Now we come to the watches that are truly simple. (And, before I go any further, ”simple” is a relative term; I’d be very poorly qualified to attempt the assembly – and probably even the disassembly – of even the most basic manually wound movement which still can come in at over 150 parts.) Just hours, minutes, maybe seconds, and possibly, although not necessarily, a date display. A couple weeks ago I wrote about the Piaget Altiplano watch, and the Girard-Perregaux 1966, both really gorgeous ultra-slim gold watches, and perfect examples of this category. Sports watches too, can be of the simple variety, and probably should, for the sake of the adventures that sports watches are supposedly created to accompany; after all, the less functions a watch (or any machine) has, the less that can break or malfunction under stressful conditions. The Omega Speedmaster Moonwatch, while a chronograph, is a wonderfully clean one; its manually wound Lemania chronograph movement is tried, tested, and classic – it has served on astronauts wrists as they underwent extreme G-forces, accelerations, and even walked on the Moon. The same could be said of many classic Rolex models – the Explorer being a particular favorite of mine, due to it’s stealth factor. Again – we have a stainless steel watch with a black dial that shows only hours, minutes and seconds, but I can’t seem to take mine off my wrist whenever I need an tough watch; that the Explorer also happens to have wonderfully understated good looks, has a great four-decade-plus history, and is an exceptionally good timekeeper, are added bonuses which delight me to no end. At 36mm, it isn’t even fashionably large, but I really don’t care; three years after trading another watch to get it, I like my Explorer more than ever, now that it is personalized with use and my personal travels. It’s one watch I won’t sell, unless I need an emergency down-payment for a kidney or something.
In my humble opinion, the ultimate simple watch in the world today, is Philippe Dufour’s magnificent and appropriately named “Simplicity”. Of course, “simple” is a lacking adjective to describe this watch, whose execution is anything but simple, and very likely represents the ultimate movement finishing and quality of construction found anywhere on the planet. Last I read, Mr. Dufour and his few gifted assistants are filling close to a decade of back-orders, such is the demand for this incredible manual wound watch that features only hours, minutes, and seconds. My words would fail very poorly to convey the storybook craftsmanship that Philippe Dufour puts into his very tiny production. Mr. Dufour began producing the Simplicity AFTER having made some remarkable complicated pieces, including a staggering Grande Sonnerie wristwatch; the master wanted to return to a simple watch, with only the basic elements, thus focusing instead upon the flawless execution of every single detail, those both visible and invisible to the eye, as well as materials.
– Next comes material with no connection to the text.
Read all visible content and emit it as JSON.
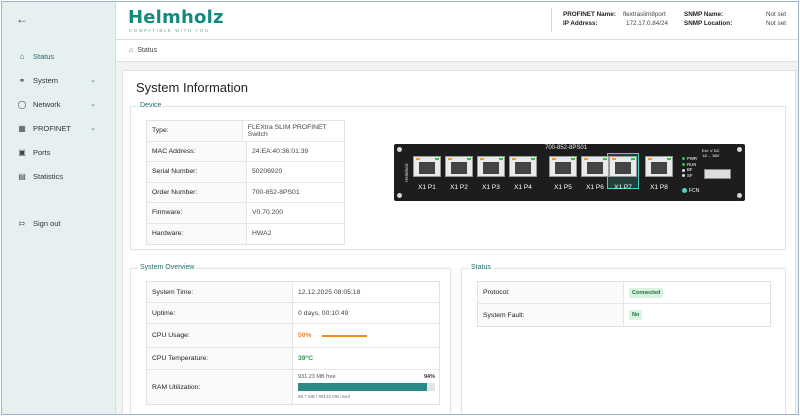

The Simplicity is, quite probably, the most expensive three-handed manually wound watch in the world, but I have to say, were I so fortunate, it would be my personal “holy grail”. If you haven’t seen it, please visit the link below to see more of Philippe Dufour’s amazing work, with additional links to information and stunning macro-photography of these watches and the man who makes them found at the bottom of that page.